Copy out the data word for word, without any of its pictures.

*Data about app and page elements*
*** Block opens ***
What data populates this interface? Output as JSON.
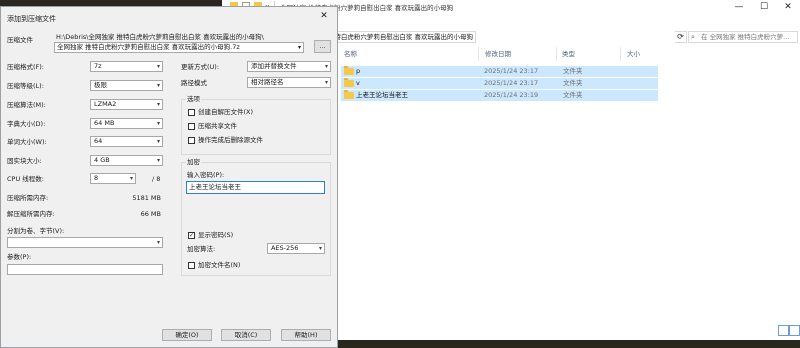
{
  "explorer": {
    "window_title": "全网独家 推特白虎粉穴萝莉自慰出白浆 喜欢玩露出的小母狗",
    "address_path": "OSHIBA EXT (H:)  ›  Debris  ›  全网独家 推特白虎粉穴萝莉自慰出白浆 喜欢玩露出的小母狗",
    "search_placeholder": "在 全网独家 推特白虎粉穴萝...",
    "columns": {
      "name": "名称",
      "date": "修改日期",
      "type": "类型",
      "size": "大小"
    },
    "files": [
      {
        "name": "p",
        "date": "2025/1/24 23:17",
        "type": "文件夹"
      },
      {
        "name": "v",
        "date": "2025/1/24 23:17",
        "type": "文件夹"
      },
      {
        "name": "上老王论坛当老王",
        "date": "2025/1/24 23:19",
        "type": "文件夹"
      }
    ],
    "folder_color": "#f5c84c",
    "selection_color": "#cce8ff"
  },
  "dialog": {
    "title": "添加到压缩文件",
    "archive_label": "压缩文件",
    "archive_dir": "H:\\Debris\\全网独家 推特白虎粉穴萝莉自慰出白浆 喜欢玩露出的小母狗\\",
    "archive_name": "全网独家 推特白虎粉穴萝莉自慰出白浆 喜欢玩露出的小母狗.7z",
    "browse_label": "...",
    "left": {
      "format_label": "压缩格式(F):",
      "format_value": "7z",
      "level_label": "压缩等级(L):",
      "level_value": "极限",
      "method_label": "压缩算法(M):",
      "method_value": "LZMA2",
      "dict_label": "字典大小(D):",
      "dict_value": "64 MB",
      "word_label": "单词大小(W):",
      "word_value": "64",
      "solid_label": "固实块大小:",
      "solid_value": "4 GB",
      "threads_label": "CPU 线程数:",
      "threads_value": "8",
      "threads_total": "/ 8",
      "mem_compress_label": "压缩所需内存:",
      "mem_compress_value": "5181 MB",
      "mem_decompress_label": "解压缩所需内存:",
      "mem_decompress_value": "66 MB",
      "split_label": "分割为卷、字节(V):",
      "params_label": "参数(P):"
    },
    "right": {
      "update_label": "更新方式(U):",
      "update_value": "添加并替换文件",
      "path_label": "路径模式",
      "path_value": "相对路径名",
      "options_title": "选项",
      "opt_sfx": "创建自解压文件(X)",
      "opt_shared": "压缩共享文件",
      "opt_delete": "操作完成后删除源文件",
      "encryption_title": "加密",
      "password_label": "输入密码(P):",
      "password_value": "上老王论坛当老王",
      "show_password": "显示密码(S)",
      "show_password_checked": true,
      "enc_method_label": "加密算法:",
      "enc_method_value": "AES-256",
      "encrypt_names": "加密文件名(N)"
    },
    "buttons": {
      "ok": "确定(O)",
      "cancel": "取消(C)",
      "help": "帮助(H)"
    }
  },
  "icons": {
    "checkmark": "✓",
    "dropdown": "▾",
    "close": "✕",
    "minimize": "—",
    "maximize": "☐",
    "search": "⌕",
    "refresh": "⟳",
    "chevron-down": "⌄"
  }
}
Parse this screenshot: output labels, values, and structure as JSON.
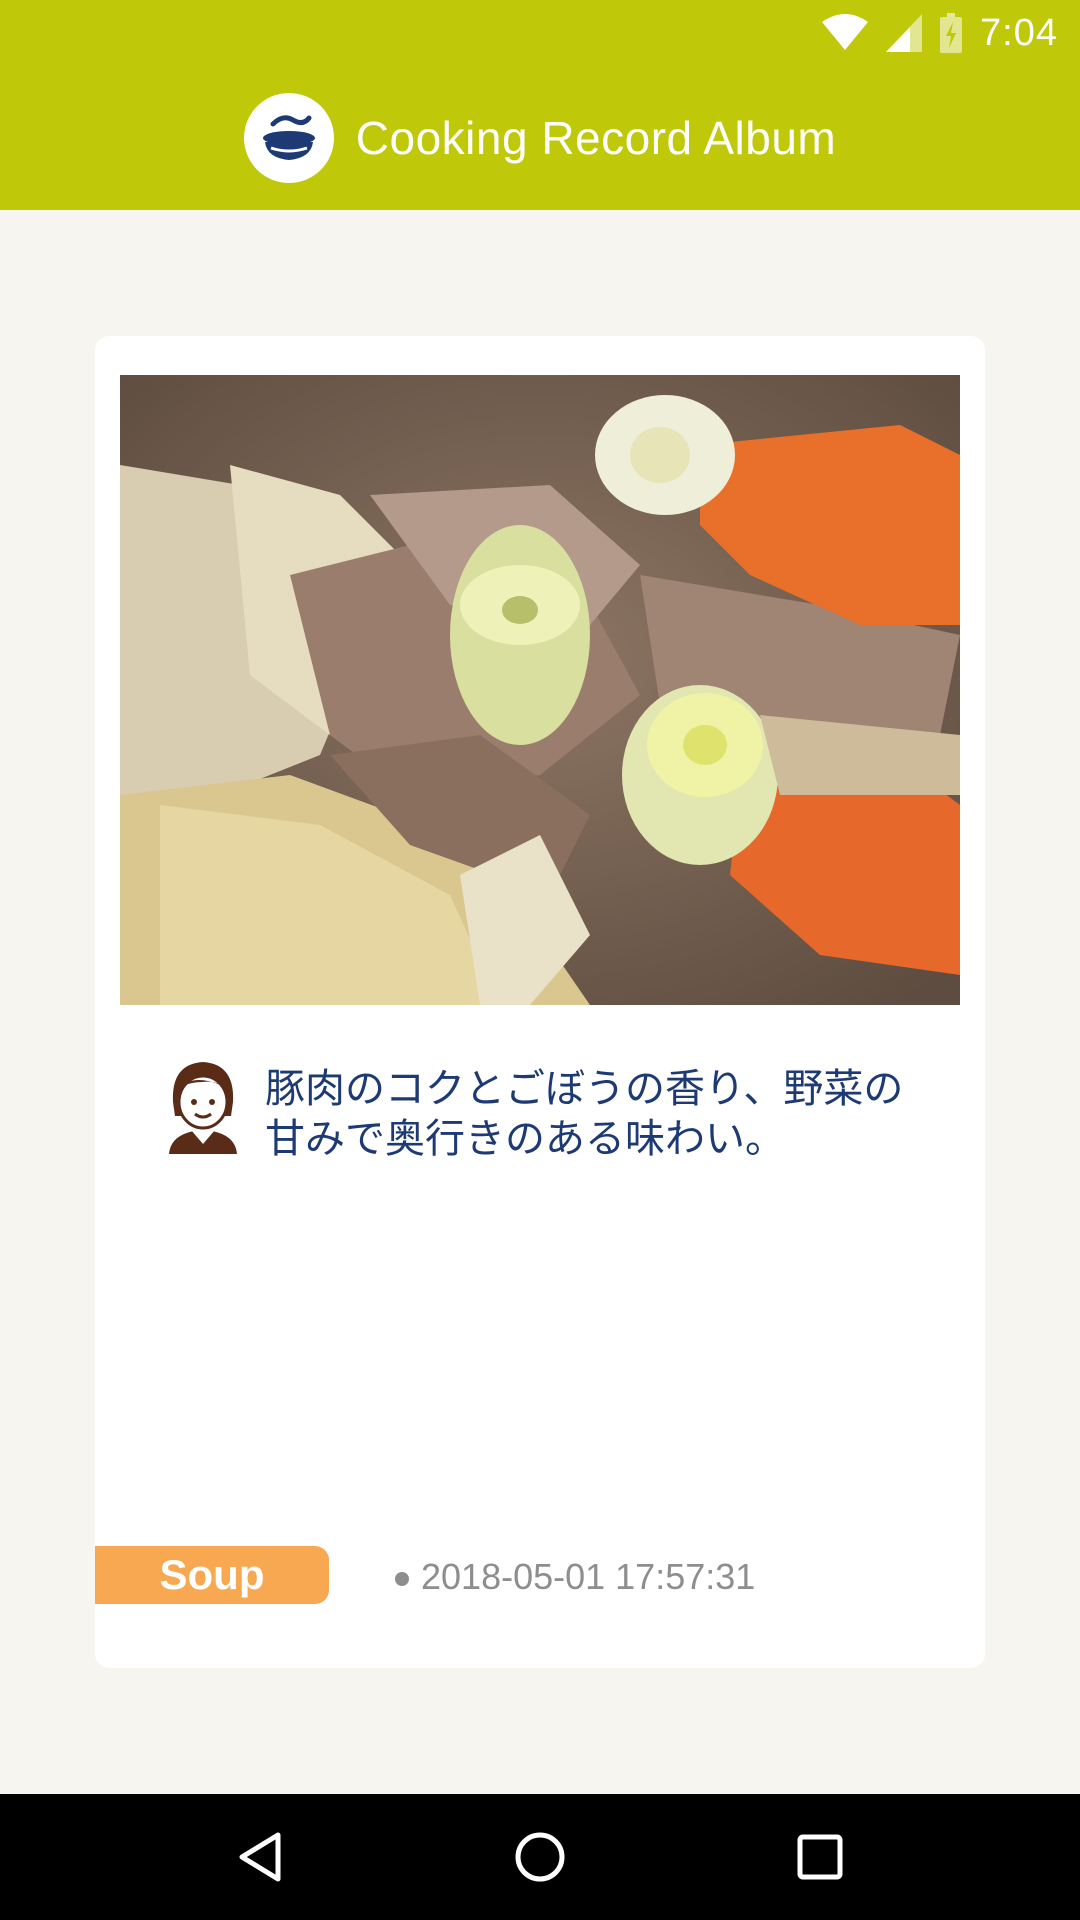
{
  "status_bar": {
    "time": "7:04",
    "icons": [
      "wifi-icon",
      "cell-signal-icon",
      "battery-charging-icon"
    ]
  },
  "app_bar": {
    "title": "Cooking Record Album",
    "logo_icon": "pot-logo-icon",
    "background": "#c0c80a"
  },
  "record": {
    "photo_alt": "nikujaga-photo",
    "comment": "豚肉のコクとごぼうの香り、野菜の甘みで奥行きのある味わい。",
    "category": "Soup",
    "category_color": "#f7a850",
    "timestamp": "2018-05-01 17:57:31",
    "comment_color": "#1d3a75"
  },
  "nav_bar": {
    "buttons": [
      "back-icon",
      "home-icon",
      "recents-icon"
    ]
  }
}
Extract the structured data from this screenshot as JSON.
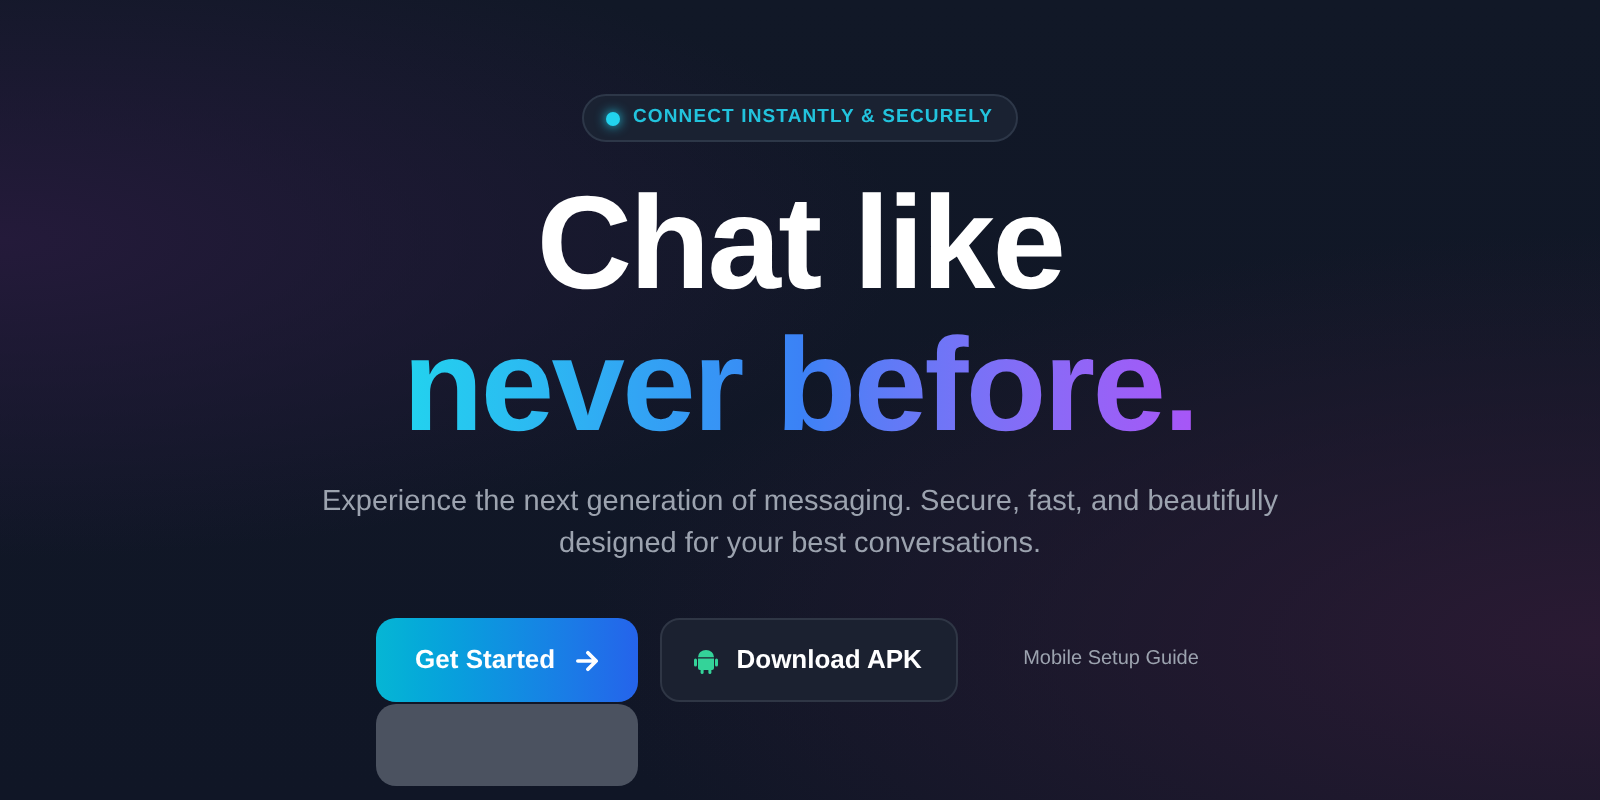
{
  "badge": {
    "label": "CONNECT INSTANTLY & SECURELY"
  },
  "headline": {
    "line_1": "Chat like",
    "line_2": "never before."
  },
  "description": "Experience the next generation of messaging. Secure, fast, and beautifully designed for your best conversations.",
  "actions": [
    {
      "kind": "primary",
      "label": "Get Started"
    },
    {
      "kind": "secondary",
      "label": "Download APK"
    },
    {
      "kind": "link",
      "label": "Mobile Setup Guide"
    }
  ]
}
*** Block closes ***
*Response to the exercise*
What data populates this interface? Output as JSON.
{
  "explorer": {
    "window_title": "全网独家 推特白虎粉穴萝莉自慰出白浆 喜欢玩露出的小母狗",
    "address_path": "OSHIBA EXT (H:)  ›  Debris  ›  全网独家 推特白虎粉穴萝莉自慰出白浆 喜欢玩露出的小母狗",
    "search_placeholder": "在 全网独家 推特白虎粉穴萝...",
    "columns": {
      "name": "名称",
      "date": "修改日期",
      "type": "类型",
      "size": "大小"
    },
    "files": [
      {
        "name": "p",
        "date": "2025/1/24 23:17",
        "type": "文件夹"
      },
      {
        "name": "v",
        "date": "2025/1/24 23:17",
        "type": "文件夹"
      },
      {
        "name": "上老王论坛当老王",
        "date": "2025/1/24 23:19",
        "type": "文件夹"
      }
    ],
    "folder_color": "#f5c84c",
    "selection_color": "#cce8ff"
  },
  "dialog": {
    "title": "添加到压缩文件",
    "archive_label": "压缩文件",
    "archive_dir": "H:\\Debris\\全网独家 推特白虎粉穴萝莉自慰出白浆 喜欢玩露出的小母狗\\",
    "archive_name": "全网独家 推特白虎粉穴萝莉自慰出白浆 喜欢玩露出的小母狗.7z",
    "browse_label": "...",
    "left": {
      "format_label": "压缩格式(F):",
      "format_value": "7z",
      "level_label": "压缩等级(L):",
      "level_value": "极限",
      "method_label": "压缩算法(M):",
      "method_value": "LZMA2",
      "dict_label": "字典大小(D):",
      "dict_value": "64 MB",
      "word_label": "单词大小(W):",
      "word_value": "64",
      "solid_label": "固实块大小:",
      "solid_value": "4 GB",
      "threads_label": "CPU 线程数:",
      "threads_value": "8",
      "threads_total": "/ 8",
      "mem_compress_label": "压缩所需内存:",
      "mem_compress_value": "5181 MB",
      "mem_decompress_label": "解压缩所需内存:",
      "mem_decompress_value": "66 MB",
      "split_label": "分割为卷、字节(V):",
      "params_label": "参数(P):"
    },
    "right": {
      "update_label": "更新方式(U):",
      "update_value": "添加并替换文件",
      "path_label": "路径模式",
      "path_value": "相对路径名",
      "options_title": "选项",
      "opt_sfx": "创建自解压文件(X)",
      "opt_shared": "压缩共享文件",
      "opt_delete": "操作完成后删除源文件",
      "encryption_title": "加密",
      "password_label": "输入密码(P):",
      "password_value": "上老王论坛当老王",
      "show_password": "显示密码(S)",
      "show_password_checked": true,
      "enc_method_label": "加密算法:",
      "enc_method_value": "AES-256",
      "encrypt_names": "加密文件名(N)"
    },
    "buttons": {
      "ok": "确定(O)",
      "cancel": "取消(C)",
      "help": "帮助(H)"
    }
  },
  "icons": {
    "checkmark": "✓",
    "dropdown": "▾",
    "close": "✕",
    "minimize": "—",
    "maximize": "☐",
    "search": "⌕",
    "refresh": "⟳",
    "chevron-down": "⌄"
  }
}
Parse this screenshot: output labels, values, and structure as JSON.
{
  "status_bar": {
    "time": "7:04",
    "icons": [
      "wifi-icon",
      "cell-signal-icon",
      "battery-charging-icon"
    ]
  },
  "app_bar": {
    "title": "Cooking Record Album",
    "logo_icon": "pot-logo-icon",
    "background": "#c0c80a"
  },
  "record": {
    "photo_alt": "nikujaga-photo",
    "comment": "豚肉のコクとごぼうの香り、野菜の甘みで奥行きのある味わい。",
    "category": "Soup",
    "category_color": "#f7a850",
    "timestamp": "2018-05-01 17:57:31",
    "comment_color": "#1d3a75"
  },
  "nav_bar": {
    "buttons": [
      "back-icon",
      "home-icon",
      "recents-icon"
    ]
  }
}
Extract the structured data from this screenshot as JSON.
{
  "badge": {
    "label": "CONNECT INSTANTLY & SECURELY"
  },
  "headline": {
    "line_1": "Chat like",
    "line_2": "never before."
  },
  "description": "Experience the next generation of messaging. Secure, fast, and beautifully designed for your best conversations.",
  "actions": [
    {
      "kind": "primary",
      "label": "Get Started"
    },
    {
      "kind": "secondary",
      "label": "Download APK"
    },
    {
      "kind": "link",
      "label": "Mobile Setup Guide"
    }
  ]
}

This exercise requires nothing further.